→ **Records for this exercise**:
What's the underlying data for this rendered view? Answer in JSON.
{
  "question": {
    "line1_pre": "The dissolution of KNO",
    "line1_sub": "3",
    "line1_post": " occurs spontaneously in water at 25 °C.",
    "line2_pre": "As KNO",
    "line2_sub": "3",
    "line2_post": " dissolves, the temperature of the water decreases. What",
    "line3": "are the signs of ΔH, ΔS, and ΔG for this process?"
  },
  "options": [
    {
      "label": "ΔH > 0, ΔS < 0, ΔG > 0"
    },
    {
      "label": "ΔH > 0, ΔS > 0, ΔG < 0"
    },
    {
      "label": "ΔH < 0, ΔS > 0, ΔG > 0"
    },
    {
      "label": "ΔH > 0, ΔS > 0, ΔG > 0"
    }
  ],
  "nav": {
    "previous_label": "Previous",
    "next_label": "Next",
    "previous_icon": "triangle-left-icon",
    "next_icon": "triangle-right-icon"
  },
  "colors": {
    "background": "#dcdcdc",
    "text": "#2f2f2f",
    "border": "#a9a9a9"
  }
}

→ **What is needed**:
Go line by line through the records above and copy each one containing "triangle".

→ **Exercise response**:
    "previous_icon": "triangle-left-icon",
    "next_icon": "triangle-right-icon"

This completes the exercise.